Community Impact Newspaper asked Realtor Tim Sojka, owner of See Tim Sell, and Veronica Solomon, creator of Casa Vilora Interiors, for their advice.
Sojka has sold real estate in West Houston for 15 years. Sojka and his team have sold more than $600 million in real estate.
What should homeowners ask when selecting a Realtor?
Before they call a Realtor, they should see what kind of reputation they have. Look at their Google reviews and their [Houston Area Realtors] reviews—and they should look for somebody who has more than one review, because that [could be their] mom.
When you meet with a Realtor, the first question you should ask is, “How many deals have you done?” Then, “How many deals have you done in my neighborhood? Do you have experience in this price range?” A good Realtor should know these. “How many days on average are your homes on the market?” In this market, it’s like four.

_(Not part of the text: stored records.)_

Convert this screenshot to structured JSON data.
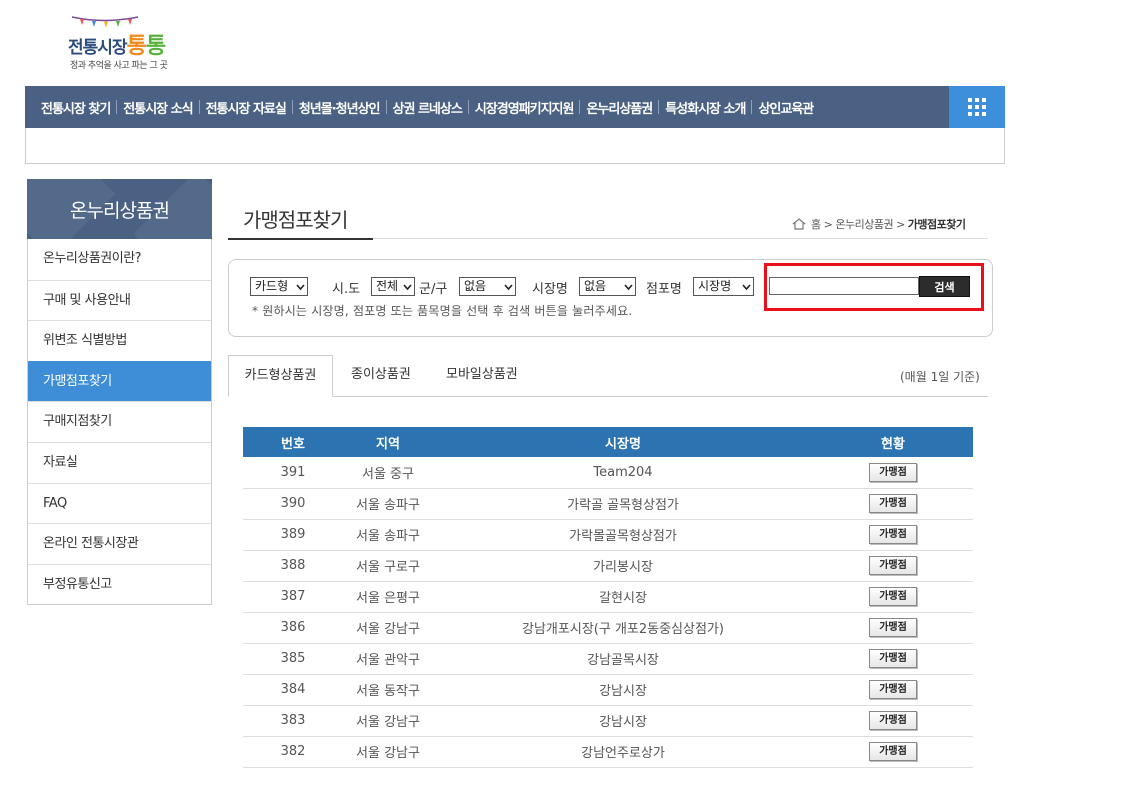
{
  "logo": {
    "main_part1": "전통시장",
    "main_part2": "통",
    "main_part3": "통",
    "tagline": "정과 추억을 사고 파는 그 곳"
  },
  "gnb": {
    "items": [
      "전통시장 찾기",
      "전통시장 소식",
      "전통시장 자료실",
      "청년몰·청년상인",
      "상권 르네상스",
      "시장경영패키지지원",
      "온누리상품권",
      "특성화시장 소개",
      "상인교육관"
    ],
    "menu_icon": "grid-icon"
  },
  "lnb": {
    "title": "온누리상품권",
    "items": [
      "온누리상품권이란?",
      "구매 및 사용안내",
      "위변조 식별방법",
      "가맹점포찾기",
      "구매지점찾기",
      "자료실",
      "FAQ",
      "온라인 전통시장관",
      "부정유통신고"
    ],
    "active_index": 3
  },
  "page": {
    "title": "가맹점포찾기",
    "breadcrumb": {
      "home": "홈",
      "section": "온누리상품권",
      "current": "가맹점포찾기"
    }
  },
  "search": {
    "voucher_type": "카드형",
    "sido_label": "시.도",
    "sido_value": "전체",
    "gungu_label": "군/구",
    "gungu_value": "없음",
    "market_label": "시장명",
    "market_value": "없음",
    "store_label": "점포명",
    "store_field_value": "시장명",
    "keyword_value": "",
    "button": "검색",
    "hint": "* 원하시는 시장명, 점포명 또는 품목명을 선택 후 검색 버튼을 눌러주세요."
  },
  "tabs": {
    "items": [
      "카드형상품권",
      "종이상품권",
      "모바일상품권"
    ],
    "active_index": 0,
    "basis_note": "(매월 1일 기준)"
  },
  "table": {
    "headers": [
      "번호",
      "지역",
      "시장명",
      "현황"
    ],
    "button_label": "가맹점",
    "rows": [
      {
        "no": "391",
        "region": "서울 중구",
        "market": "Team204"
      },
      {
        "no": "390",
        "region": "서울 송파구",
        "market": "가락골 골목형상점가"
      },
      {
        "no": "389",
        "region": "서울 송파구",
        "market": "가락몰골목형상점가"
      },
      {
        "no": "388",
        "region": "서울 구로구",
        "market": "가리봉시장"
      },
      {
        "no": "387",
        "region": "서울 은평구",
        "market": "갈현시장"
      },
      {
        "no": "386",
        "region": "서울 강남구",
        "market": "강남개포시장(구 개포2동중심상점가)"
      },
      {
        "no": "385",
        "region": "서울 관악구",
        "market": "강남골목시장"
      },
      {
        "no": "384",
        "region": "서울 동작구",
        "market": "강남시장"
      },
      {
        "no": "383",
        "region": "서울 강남구",
        "market": "강남시장"
      },
      {
        "no": "382",
        "region": "서울 강남구",
        "market": "강남언주로상가"
      }
    ]
  },
  "colors": {
    "nav_bg": "#4a6183",
    "accent_blue": "#3d8ed6",
    "table_header": "#2c73b2",
    "highlight": "#e8101a"
  }
}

And then, “What would you say that your strengths and weaknesses are as a Realtor?”
What are the neighborhoods in Katy that people are looking at the most right now?
The question is not what neighborhood—it is really what master-planned community. A master-planned community will know where the schools are going to be, where the convenience stores are going to be. Master-planned communities are getting more popular: Cinco Ranch, Cross Creek Ranch, Elyson. Grand Lakes is still an amazing neighborhood even though it has been sold out for years. The thing I like about Katy’s master-planned communities is they have all had their day in the sun, and they all excel for different reasons.
What is the market like in Katy, and what factors are contributing to it?
I’ve been doing this for 15 years. It’s the strongest market we’ve ever had. Flooded with buyers, and we’re bereft of adequate inventory.
Katy, of all the major suburbs, probably has the easiest transportation to and from Houston. Katy has the best school district, and the best marketed school district in the Houston area. When people have kids—they move to Katy.
People are moving from other states because real estate isn’t available there. It isn’t available here either—but [if] they find it, it’s a lot cheaper. People move because they aren’t happy in their state—and Texas is business friendly.
Next, people don’t want to live in apartments anymore. Homes have more intrinsic value than ever before—having to stay home has shown that.
Do you have tips for people looking to sell their homes right now?
Price it as close as you can to a hard number. Most homes are selling above list price, and you want to make the home as easy to find as possible by pricing it at $450,000 instead of $460,000. The way search engines are set up—multiples of 50 and 100 matter. Price your home on a hard number. If your Realtor advises you to price at $399,000—fire them.
Solomon has been featured on more than 10 nationally recognized design brands, including HGTV and Southern Living.
What should homeowners consider when they think about designing their homes?
The first thing is to figure out their needs and the scope of work. Many times, clients have a lot to do but they may not be able to do it all at once—then, they do not know where to begin. They should make a wish list and prioritize.
The next thing they should do is consult with a designer. These days, [clients] do not necessarily have to hire a designer for full service or for a huge project. Designers are happy to just do consultations to help put a client on the right path and guide them through the decision-making process.
How should homeowners go about selecting a designer?
They should make sure they like the designer’s work. They can start by looking online. Instagram, Pinterest and Houzz are good sources.
Once they identify designers they like, they should explore their websites. Designers are very transparent about how we work. They will find that a lot of designers have those things on their websites. It will be a long-term relationship with this person—so [clients should] be sure their personalities mesh and the designer is knowledgeable and able to deliver what they want.
What are some simple changes someone can make to add to the value of their home?
Painting is a huge way to just add some freshness and make everything look newer. That is simple, not [super] expensive. Then, [organize] your space and [get] rid of things that do not show the home in its best light. Go through pantries and closets. Take the time to scale back.
Figure out a good way to lay out your furniture. Proper traffic patterns, showing the square footage of the home, are important. They do not want furniture that is too small or large for the space—they just want something that will make the space look bigger. When someone is going to sell a home, arranging furniture is a key thing to do.
What decor items can help the most in making a room look finished?
Artwork on the walls and filling bookcases with books. I will see people put a whole bunch of accessories on bookcases. Books should be a part of a bookcase—as the name implies. It looks warmer and homier—and pillows are wonderful. I like them in asymmetrical ways—such as two on one side and one on the other. Then, I suggest putting something on the tabletops. I usually do a nice arrangement on a tray—that way, the tray can be picked up and moved if space is needed.